● What this task involves
The full data must be written out exactly, with every line included.

==== Source data ====

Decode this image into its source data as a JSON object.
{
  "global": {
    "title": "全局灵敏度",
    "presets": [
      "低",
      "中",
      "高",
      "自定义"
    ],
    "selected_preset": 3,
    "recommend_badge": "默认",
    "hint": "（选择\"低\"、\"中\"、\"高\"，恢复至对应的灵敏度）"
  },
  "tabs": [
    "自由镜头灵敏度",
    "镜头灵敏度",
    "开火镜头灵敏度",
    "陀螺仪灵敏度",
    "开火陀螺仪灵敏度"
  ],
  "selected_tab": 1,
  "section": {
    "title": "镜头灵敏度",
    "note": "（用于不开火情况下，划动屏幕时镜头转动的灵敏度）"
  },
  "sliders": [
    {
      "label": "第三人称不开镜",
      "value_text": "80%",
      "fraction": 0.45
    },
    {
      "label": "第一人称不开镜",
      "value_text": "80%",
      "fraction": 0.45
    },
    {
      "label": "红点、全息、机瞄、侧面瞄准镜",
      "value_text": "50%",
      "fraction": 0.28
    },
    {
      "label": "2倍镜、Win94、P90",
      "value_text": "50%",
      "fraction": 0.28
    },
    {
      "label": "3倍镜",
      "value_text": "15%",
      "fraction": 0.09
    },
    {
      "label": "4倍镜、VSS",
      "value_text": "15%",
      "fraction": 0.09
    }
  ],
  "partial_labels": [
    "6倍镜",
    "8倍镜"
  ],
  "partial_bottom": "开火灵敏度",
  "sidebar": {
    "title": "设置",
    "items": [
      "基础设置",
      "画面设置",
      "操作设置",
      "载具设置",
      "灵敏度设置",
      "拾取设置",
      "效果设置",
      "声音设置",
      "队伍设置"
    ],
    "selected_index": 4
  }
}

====

● Problem solution
Decode this image into its source data as a JSON object.
{
  "global": {
    "title": "全局灵敏度",
    "presets": [
      "低",
      "中",
      "高",
      "自定义"
    ],
    "selected_preset": 3,
    "recommend_badge": "默认",
    "hint": "（选择\"低\"、\"中\"、\"高\"，恢复至对应的灵敏度）"
  },
  "tabs": [
    "自由镜头灵敏度",
    "镜头灵敏度",
    "开火镜头灵敏度",
    "陀螺仪灵敏度",
    "开火陀螺仪灵敏度"
  ],
  "selected_tab": 1,
  "section": {
    "title": "镜头灵敏度",
    "note": "（用于不开火情况下，划动屏幕时镜头转动的灵敏度）"
  },
  "sliders": [
    {
      "label": "第三人称不开镜",
      "value_text": "80%",
      "fraction": 0.45
    },
    {
      "label": "第一人称不开镜",
      "value_text": "80%",
      "fraction": 0.45
    },
    {
      "label": "红点、全息、机瞄、侧面瞄准镜",
      "value_text": "50%",
      "fraction": 0.28
    },
    {
      "label": "2倍镜、Win94、P90",
      "value_text": "50%",
      "fraction": 0.28
    },
    {
      "label": "3倍镜",
      "value_text": "15%",
      "fraction": 0.09
    },
    {
      "label": "4倍镜、VSS",
      "value_text": "15%",
      "fraction": 0.09
    }
  ],
  "partial_labels": [
    "6倍镜",
    "8倍镜"
  ],
  "partial_bottom": "开火灵敏度",
  "sidebar": {
    "title": "设置",
    "items": [
      "基础设置",
      "画面设置",
      "操作设置",
      "载具设置",
      "灵敏度设置",
      "拾取设置",
      "效果设置",
      "声音设置",
      "队伍设置"
    ],
    "selected_index": 4
  }
}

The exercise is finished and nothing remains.